Review: Johnny Depp looks bored by the silly science-fiction ideas of Transcendence
Well, there ya go.The film is handsomely made for the most part, but considering how big the story they're trying to tell is, there's something sort of low-rent about the way they actually imagined it. For all of the world significance that these events supposedly carry, everything seems to happen between a few characters in one of the blandest settings imaginable. The big climax to the film boils down to a couple of characters standing around in a solar panel farm arguing while things blow up. I feel bad for the cast. Rebecca Hall tries to give some sense of inner life to a character that exists mainly to react to expository dialogue dumps, but it's a battle she can't win. Bettany doesn't fare much better, and poor Kate Mara is stranded as the leader of the terrorist group. She has to glower a lot and snarl a few speeches, but it's a terrible role, and she's unable to make it work.
More than anything, I find this kind of film dispiriting. Science-fiction is an amazing genre.

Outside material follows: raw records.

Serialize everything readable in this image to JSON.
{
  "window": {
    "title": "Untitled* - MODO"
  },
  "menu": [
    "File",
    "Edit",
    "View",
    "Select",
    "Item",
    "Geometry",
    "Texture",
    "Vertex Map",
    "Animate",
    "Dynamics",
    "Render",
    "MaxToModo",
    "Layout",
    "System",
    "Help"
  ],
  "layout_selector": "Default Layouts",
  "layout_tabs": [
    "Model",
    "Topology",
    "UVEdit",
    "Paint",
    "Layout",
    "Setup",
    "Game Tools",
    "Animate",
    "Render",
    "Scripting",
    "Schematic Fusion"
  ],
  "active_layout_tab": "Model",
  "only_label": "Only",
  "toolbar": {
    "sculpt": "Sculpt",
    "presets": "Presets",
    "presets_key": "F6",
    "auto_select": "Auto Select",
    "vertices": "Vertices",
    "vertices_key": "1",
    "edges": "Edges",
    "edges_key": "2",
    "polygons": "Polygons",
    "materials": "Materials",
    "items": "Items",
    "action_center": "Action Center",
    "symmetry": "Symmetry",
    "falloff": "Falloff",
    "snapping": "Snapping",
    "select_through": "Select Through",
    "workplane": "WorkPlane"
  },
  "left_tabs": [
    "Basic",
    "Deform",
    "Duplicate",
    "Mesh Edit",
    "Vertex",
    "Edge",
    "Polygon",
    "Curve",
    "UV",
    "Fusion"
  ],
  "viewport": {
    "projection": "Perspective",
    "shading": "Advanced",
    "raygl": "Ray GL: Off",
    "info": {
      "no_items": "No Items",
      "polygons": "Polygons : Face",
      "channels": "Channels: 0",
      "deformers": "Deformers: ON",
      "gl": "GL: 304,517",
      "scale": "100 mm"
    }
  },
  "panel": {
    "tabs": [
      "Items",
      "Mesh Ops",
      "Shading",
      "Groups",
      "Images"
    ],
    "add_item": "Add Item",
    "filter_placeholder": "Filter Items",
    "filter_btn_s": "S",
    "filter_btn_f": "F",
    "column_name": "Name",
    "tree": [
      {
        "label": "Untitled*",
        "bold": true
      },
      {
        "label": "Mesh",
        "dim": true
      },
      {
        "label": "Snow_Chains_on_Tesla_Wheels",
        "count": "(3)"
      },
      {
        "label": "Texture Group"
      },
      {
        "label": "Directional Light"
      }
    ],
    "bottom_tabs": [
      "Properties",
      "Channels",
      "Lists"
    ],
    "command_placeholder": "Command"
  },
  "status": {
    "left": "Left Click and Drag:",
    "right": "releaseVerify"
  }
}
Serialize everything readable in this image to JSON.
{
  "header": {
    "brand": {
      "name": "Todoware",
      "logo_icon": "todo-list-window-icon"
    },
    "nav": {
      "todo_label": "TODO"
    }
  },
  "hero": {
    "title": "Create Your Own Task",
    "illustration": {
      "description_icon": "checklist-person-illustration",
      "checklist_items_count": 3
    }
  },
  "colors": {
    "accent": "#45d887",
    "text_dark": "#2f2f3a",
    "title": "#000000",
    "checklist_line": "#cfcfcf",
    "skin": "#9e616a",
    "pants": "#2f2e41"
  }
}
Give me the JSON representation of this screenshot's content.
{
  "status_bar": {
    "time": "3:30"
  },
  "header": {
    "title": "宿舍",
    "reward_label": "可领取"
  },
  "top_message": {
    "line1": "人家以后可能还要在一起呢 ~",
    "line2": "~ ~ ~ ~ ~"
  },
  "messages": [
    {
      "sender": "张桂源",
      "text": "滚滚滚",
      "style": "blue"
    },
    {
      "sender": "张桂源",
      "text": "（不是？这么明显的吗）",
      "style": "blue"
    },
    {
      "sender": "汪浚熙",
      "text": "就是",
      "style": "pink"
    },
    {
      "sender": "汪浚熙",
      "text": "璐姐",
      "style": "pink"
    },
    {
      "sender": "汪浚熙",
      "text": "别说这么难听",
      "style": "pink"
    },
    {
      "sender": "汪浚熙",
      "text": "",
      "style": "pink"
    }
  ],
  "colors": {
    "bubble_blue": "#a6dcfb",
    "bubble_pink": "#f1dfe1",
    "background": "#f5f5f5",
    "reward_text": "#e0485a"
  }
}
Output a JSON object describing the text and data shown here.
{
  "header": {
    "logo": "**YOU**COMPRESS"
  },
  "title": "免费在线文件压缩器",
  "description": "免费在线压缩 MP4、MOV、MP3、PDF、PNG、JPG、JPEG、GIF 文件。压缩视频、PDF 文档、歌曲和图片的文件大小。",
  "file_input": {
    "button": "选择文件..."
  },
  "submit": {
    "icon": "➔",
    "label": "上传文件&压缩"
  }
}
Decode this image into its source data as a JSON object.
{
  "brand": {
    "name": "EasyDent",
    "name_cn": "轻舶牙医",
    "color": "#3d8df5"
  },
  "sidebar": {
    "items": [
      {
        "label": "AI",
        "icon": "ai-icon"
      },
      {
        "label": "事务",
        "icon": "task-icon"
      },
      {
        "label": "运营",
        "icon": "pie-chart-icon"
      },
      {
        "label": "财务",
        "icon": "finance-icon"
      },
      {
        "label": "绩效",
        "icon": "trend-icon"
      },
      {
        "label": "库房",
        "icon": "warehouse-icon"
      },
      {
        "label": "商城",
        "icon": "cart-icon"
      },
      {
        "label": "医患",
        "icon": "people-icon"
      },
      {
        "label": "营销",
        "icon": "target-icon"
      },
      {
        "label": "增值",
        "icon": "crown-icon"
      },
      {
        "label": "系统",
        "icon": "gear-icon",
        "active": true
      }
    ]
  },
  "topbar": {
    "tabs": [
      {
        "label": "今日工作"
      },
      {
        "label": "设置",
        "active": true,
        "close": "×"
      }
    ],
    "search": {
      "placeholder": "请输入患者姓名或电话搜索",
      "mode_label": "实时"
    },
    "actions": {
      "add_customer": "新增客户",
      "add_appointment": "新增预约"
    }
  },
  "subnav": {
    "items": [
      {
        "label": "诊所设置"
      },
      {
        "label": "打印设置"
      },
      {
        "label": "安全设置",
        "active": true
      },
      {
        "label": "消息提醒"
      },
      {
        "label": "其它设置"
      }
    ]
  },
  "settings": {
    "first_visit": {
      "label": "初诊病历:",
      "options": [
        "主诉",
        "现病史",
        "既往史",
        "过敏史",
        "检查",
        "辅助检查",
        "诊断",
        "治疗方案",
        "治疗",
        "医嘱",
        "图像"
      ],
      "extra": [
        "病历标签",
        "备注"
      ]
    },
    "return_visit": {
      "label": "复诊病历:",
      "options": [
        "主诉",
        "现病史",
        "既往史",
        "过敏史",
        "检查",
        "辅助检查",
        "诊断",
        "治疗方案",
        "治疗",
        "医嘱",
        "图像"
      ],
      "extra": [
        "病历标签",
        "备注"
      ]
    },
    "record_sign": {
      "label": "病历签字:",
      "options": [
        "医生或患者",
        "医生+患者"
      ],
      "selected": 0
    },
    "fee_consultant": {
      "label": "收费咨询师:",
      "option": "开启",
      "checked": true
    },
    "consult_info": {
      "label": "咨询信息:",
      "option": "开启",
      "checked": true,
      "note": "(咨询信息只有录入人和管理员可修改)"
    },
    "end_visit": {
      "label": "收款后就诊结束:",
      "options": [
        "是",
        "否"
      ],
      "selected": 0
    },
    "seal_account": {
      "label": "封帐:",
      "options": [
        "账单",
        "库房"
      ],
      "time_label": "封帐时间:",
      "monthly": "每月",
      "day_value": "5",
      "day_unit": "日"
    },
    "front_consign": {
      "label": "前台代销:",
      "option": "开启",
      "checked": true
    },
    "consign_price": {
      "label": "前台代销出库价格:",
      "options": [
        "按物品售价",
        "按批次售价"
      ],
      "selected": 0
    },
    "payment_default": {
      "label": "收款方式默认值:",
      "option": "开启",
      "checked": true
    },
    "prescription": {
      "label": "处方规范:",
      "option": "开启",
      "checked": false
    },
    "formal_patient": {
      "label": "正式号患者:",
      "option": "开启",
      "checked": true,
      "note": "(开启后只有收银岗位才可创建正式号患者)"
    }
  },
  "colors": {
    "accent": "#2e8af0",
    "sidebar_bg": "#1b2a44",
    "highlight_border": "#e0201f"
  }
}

Our greatest authors have used it to look forward and imagine all the ways that we as a species might flourish and evolve, while this sort of thing falls closer to the people who believe that evolution is a lie and cavemen rode around on dinosaurs, scared to death that science might offer answers that simple faith cannot. This is a movie that is terrified of the future, and it seizes on all the worst possible versions of the ideas that it attempts to discuss. "Transcendence" implies something wonderful, some moment where we become something else, but as a film, this is resolutely grounded, afraid to fly, and it offers up the most pedestrian, familiar version of a story that deserves better.